Experts feel that peak load management of power in summer months may be affected if the State continues to draw hydel power in excess for some more time.
Karnataka that has a mix of thermal, hydel, and renewable energy sources, as a thumb rule uses hydel storage as back-up power during the summer months to manage the peak load when the demand for power shoots up. This helps in proper management of power supply without load-shedding. During other seasons too, hydel storage is used for managing peak load. This would mean that only a small quantum of hydel storage would be used on a daily basis. However, the present situation of slightly excessive usage of hydel storage has caused concern.
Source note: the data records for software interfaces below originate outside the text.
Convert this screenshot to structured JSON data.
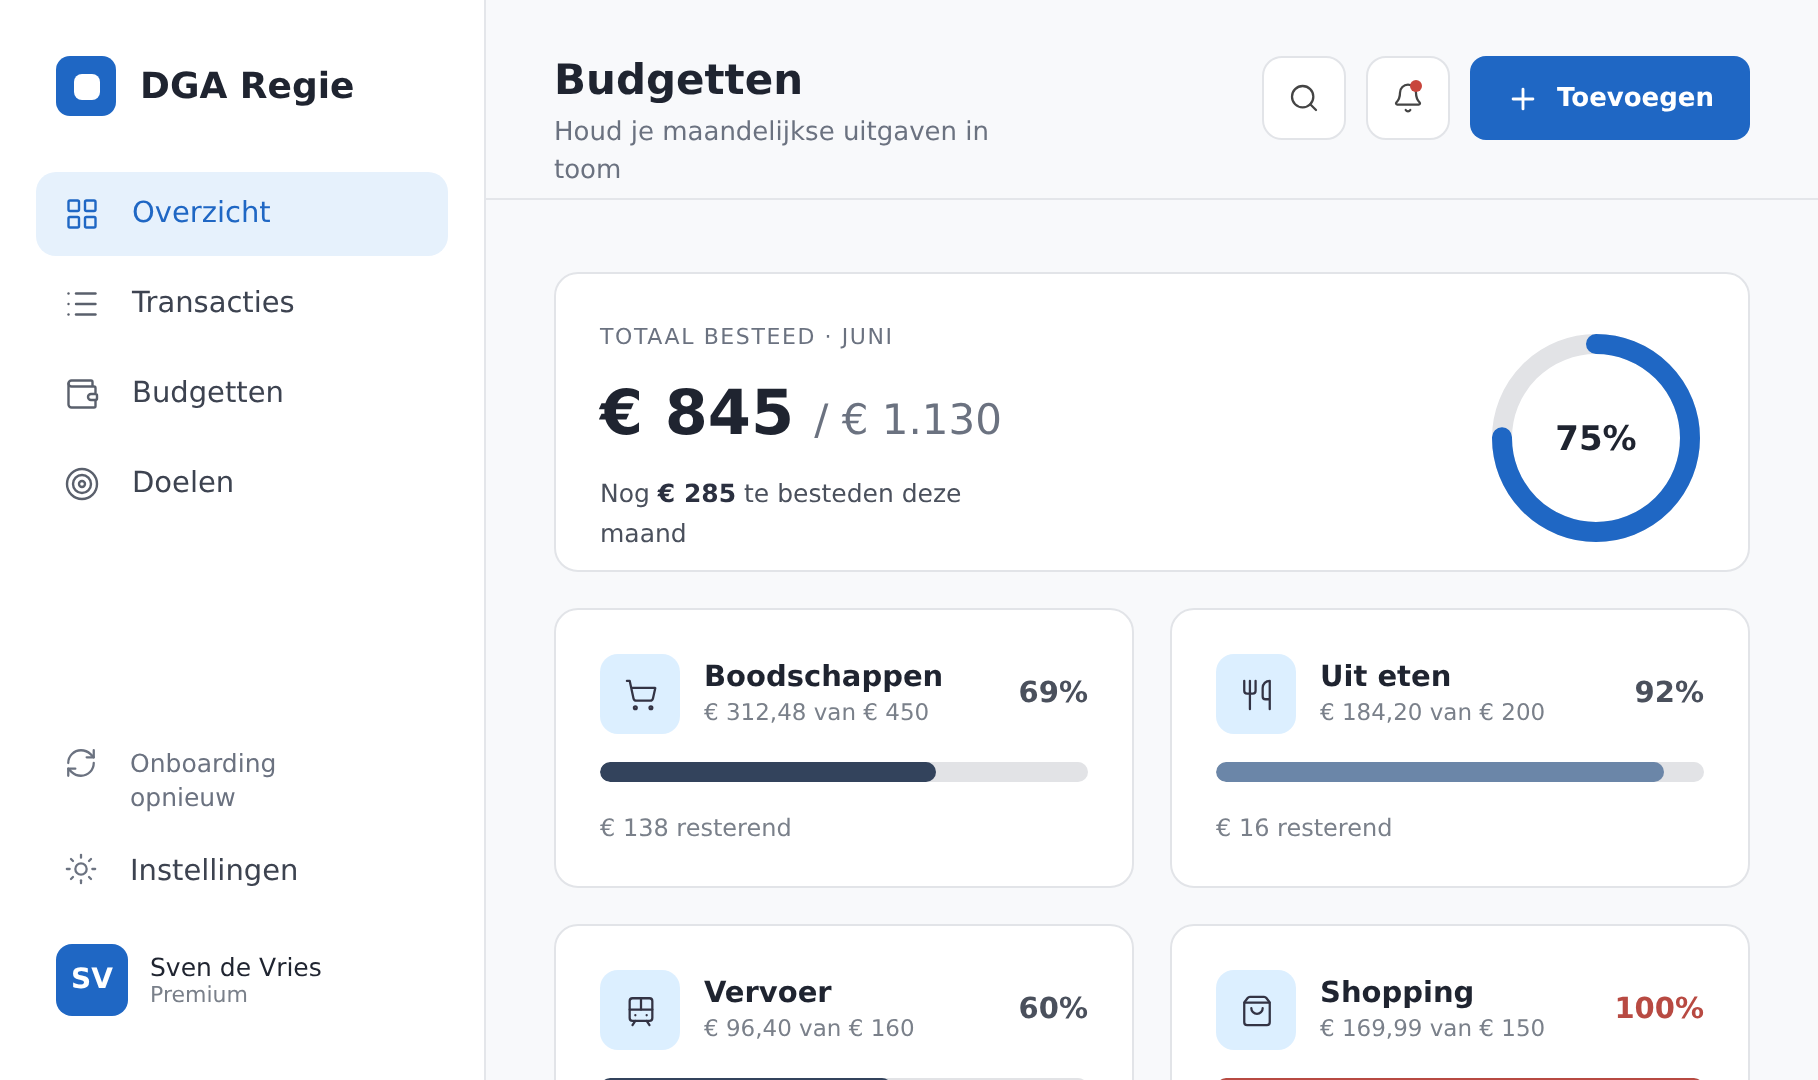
{
  "brand": {
    "name": "DGA Regie"
  },
  "nav": [
    {
      "label": "Overzicht",
      "kind": "grid",
      "selected": true
    },
    {
      "label": "Transacties",
      "kind": "list",
      "selected": false
    },
    {
      "label": "Budgetten",
      "kind": "wallet",
      "selected": false
    },
    {
      "label": "Doelen",
      "kind": "target",
      "selected": false
    }
  ],
  "sidebar_footer": [
    {
      "label": "Onboarding opnieuw",
      "kind": "muted"
    },
    {
      "label": "Instellingen",
      "kind": "normal"
    }
  ],
  "user": {
    "initials": "SV",
    "name": "Sven de Vries",
    "plan": "Premium"
  },
  "header": {
    "title": "Budgetten",
    "subtitle": "Houd je maandelijkse uitgaven in toom",
    "notification_dot": true,
    "add_button": "Toevoegen"
  },
  "summary": {
    "label": "TOTAAL BESTEED · JUNI",
    "spent": "€ 845",
    "total": "/ € 1.130",
    "note": "Nog **€ 285** te besteden deze maand",
    "level": 0.75,
    "percent": "75%"
  },
  "budgets": [
    {
      "name": "Boodschappen",
      "kind": "cart",
      "amount": "€ 312,48 van € 450",
      "percent": "69%",
      "over_budget": false,
      "level": 0.69,
      "color": "#33435c",
      "remaining": "€ 138 resterend"
    },
    {
      "name": "Uit eten",
      "kind": "utensils",
      "amount": "€ 184,20 van € 200",
      "percent": "92%",
      "over_budget": false,
      "level": 0.92,
      "color": "#6b86a8",
      "remaining": "€ 16 resterend"
    },
    {
      "name": "Vervoer",
      "kind": "train",
      "amount": "€ 96,40 van € 160",
      "percent": "60%",
      "over_budget": false,
      "level": 0.6,
      "color": "#33435c"
    },
    {
      "name": "Shopping",
      "kind": "bag",
      "amount": "€ 169,99 van € 150",
      "percent": "100%",
      "over_budget": true,
      "level": 1,
      "color": "#b84a42"
    }
  ]
}
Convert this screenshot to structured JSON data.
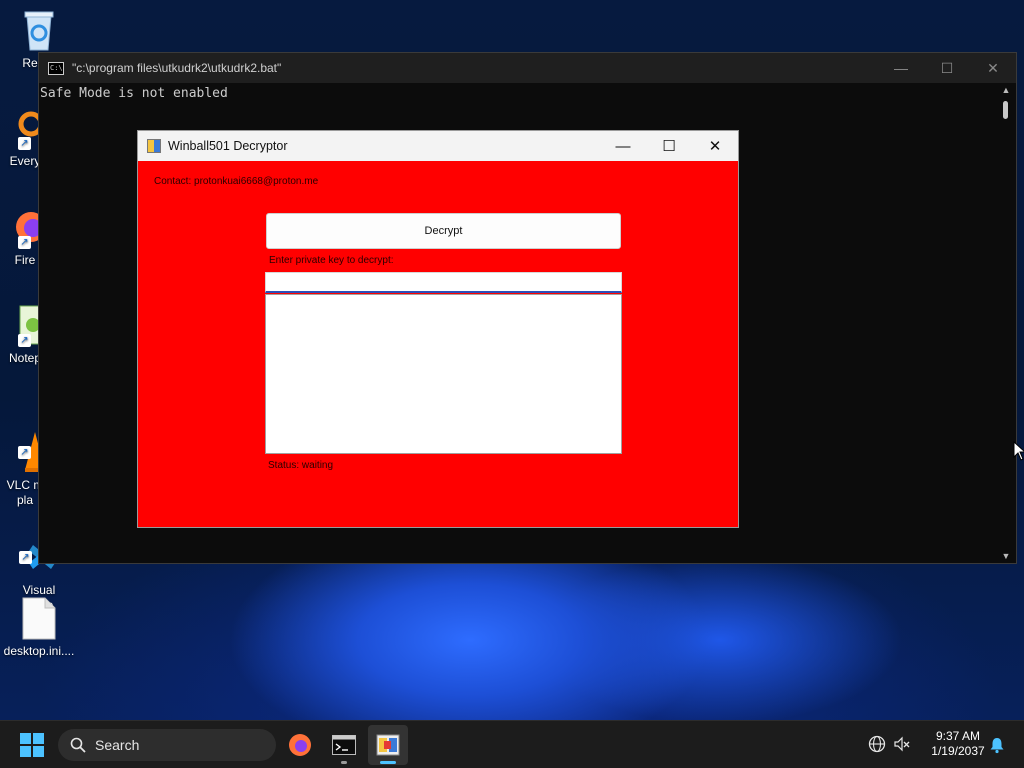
{
  "desktop": {
    "icons": [
      {
        "label": "Recyc",
        "icon": "recycle-bin-icon"
      },
      {
        "label": "Every",
        "icon": "everything-icon"
      },
      {
        "label": "Fire",
        "icon": "firefox-icon"
      },
      {
        "label": "Notep",
        "icon": "notepad-plus-plus-icon"
      },
      {
        "label": "VLC m\npla",
        "icon": "vlc-icon"
      },
      {
        "label": "Visual\nCode",
        "icon": "vscode-icon"
      },
      {
        "label": "desktop.ini....",
        "icon": "file-icon"
      }
    ]
  },
  "cmd_window": {
    "title": "\"c:\\program files\\utkudrk2\\utkudrk2.bat\"",
    "console_text": "Safe Mode is not enabled",
    "buttons": {
      "minimize": "—",
      "maximize": "☐",
      "close": "✕"
    }
  },
  "decryptor_window": {
    "title": "Winball501 Decryptor",
    "contact_text": "Contact: protonkuai6668@proton.me",
    "decrypt_button_label": "Decrypt",
    "key_prompt": "Enter private key to decrypt:",
    "key_value": "",
    "status_text": "Status: waiting",
    "buttons": {
      "minimize": "—",
      "maximize": "☐",
      "close": "✕"
    },
    "background_color": "#ff0000"
  },
  "taskbar": {
    "search_placeholder": "Search",
    "apps": [
      {
        "name": "Firefox",
        "icon": "firefox-icon",
        "active": false
      },
      {
        "name": "Command Prompt",
        "icon": "terminal-icon",
        "active": false
      },
      {
        "name": "Winball501 Decryptor",
        "icon": "decryptor-app-icon",
        "active": true
      }
    ],
    "clock": {
      "time": "9:37 AM",
      "date": "1/19/2037"
    }
  }
}
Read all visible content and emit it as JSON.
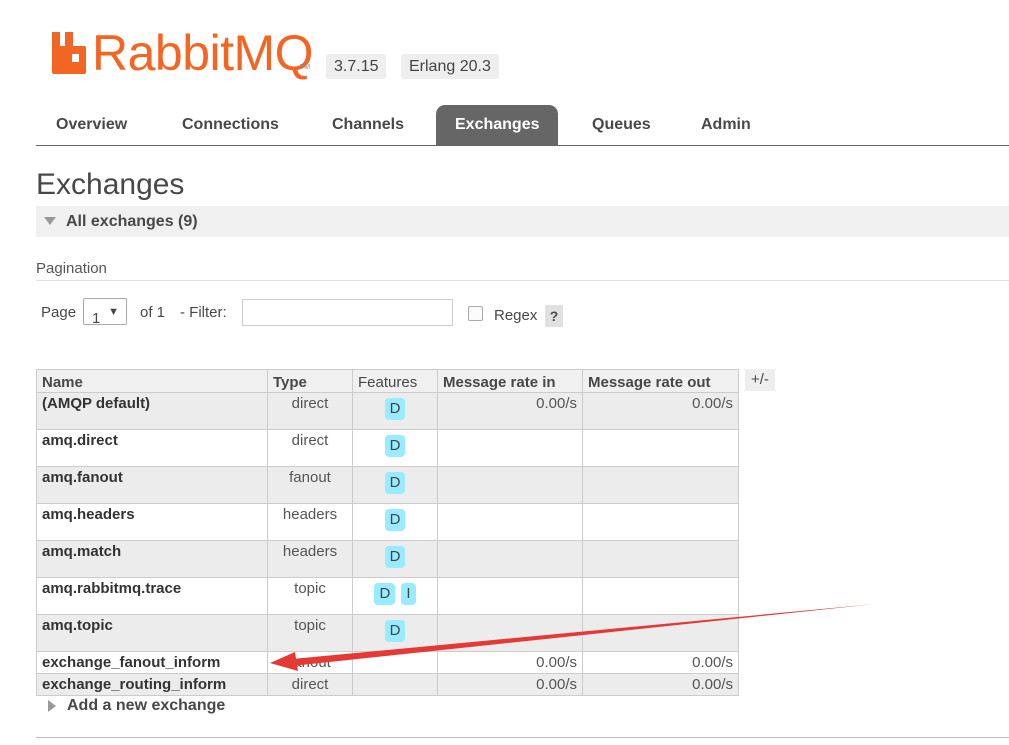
{
  "brand": {
    "logo_text": "RabbitMQ",
    "tm": "TM",
    "version": "3.7.15",
    "erlang": "Erlang 20.3",
    "color": "#f26522"
  },
  "tabs": [
    {
      "label": "Overview"
    },
    {
      "label": "Connections"
    },
    {
      "label": "Channels"
    },
    {
      "label": "Exchanges",
      "active": true
    },
    {
      "label": "Queues"
    },
    {
      "label": "Admin"
    }
  ],
  "page": {
    "title": "Exchanges",
    "section": "All exchanges (9)",
    "add_new": "Add a new exchange"
  },
  "pagination": {
    "heading": "Pagination",
    "page_label": "Page",
    "page_value": "1",
    "of_label": "of 1",
    "filter_label": "- Filter:",
    "filter_value": "",
    "regex_label": "Regex",
    "help": "?"
  },
  "table": {
    "headers": [
      "Name",
      "Type",
      "Features",
      "Message rate in",
      "Message rate out"
    ],
    "toggle_label": "+/-",
    "rows": [
      {
        "name": "(AMQP default)",
        "type": "direct",
        "features": [
          "D"
        ],
        "rate_in": "0.00/s",
        "rate_out": "0.00/s"
      },
      {
        "name": "amq.direct",
        "type": "direct",
        "features": [
          "D"
        ],
        "rate_in": "",
        "rate_out": ""
      },
      {
        "name": "amq.fanout",
        "type": "fanout",
        "features": [
          "D"
        ],
        "rate_in": "",
        "rate_out": ""
      },
      {
        "name": "amq.headers",
        "type": "headers",
        "features": [
          "D"
        ],
        "rate_in": "",
        "rate_out": ""
      },
      {
        "name": "amq.match",
        "type": "headers",
        "features": [
          "D"
        ],
        "rate_in": "",
        "rate_out": ""
      },
      {
        "name": "amq.rabbitmq.trace",
        "type": "topic",
        "features": [
          "D",
          "I"
        ],
        "rate_in": "",
        "rate_out": ""
      },
      {
        "name": "amq.topic",
        "type": "topic",
        "features": [
          "D"
        ],
        "rate_in": "",
        "rate_out": ""
      },
      {
        "name": "exchange_fanout_inform",
        "type": "fanout",
        "features": [],
        "rate_in": "0.00/s",
        "rate_out": "0.00/s"
      },
      {
        "name": "exchange_routing_inform",
        "type": "direct",
        "features": [],
        "rate_in": "0.00/s",
        "rate_out": "0.00/s"
      }
    ]
  },
  "colors": {
    "tab_active_bg": "#666666",
    "feature_badge": "#99ebff",
    "annotation_arrow": "#e53935"
  }
}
“Perhaps the authorities did not have other option but to increase hydel generation to make up for any shortage in coal availability. But any excessive usage of hydel energy for a longer time now is bound to have an impact during summer months. Those who manage the power supply will have a tough time handling the situation in summer if such a trend continues,” observed a retired senior official. “If the State has been able to manage the power supply well during summer months in the last few years, that is because of the flexibility provided by good hydel storage,” pointed out another retired senior engineer, who stressed the need to conserve hydel energy now, taking advantage of the fact that the demand for power had reduced due to lesser consumption by irrigation pump sets on account of rains.
Statistics show that the three major hydel reservoirs of Linganamakki, Supa, and Mani had 85.09% of cumulative storage around 8 a.m. on October 13 as against 85.1% on the same day last year. This would mean that it is possible to generate 7,393 million units of energy from this level of storage. The State can generate an average of 24.4 million units of hydel energy a day if the entire hydel storage has to last till June 30, 2022, when the hydel reservoirs would again start getting inflows during the southwest monsoon.
However, the State has now been generating 38.925 MUs of power a day which comprises 26.07 MUs from major hydel reservoirs and 12.85 MUs from minor hydro stations that operate mostly during the rainy season. Experts said it was not about using about 2 MUs of additional hydel storage over and above the average, but to make efforts to conserve it.
However, both the retired officials said that the situation was yet to go out of control as there was an indication of Karnataka continuing to get some more good spells of rain.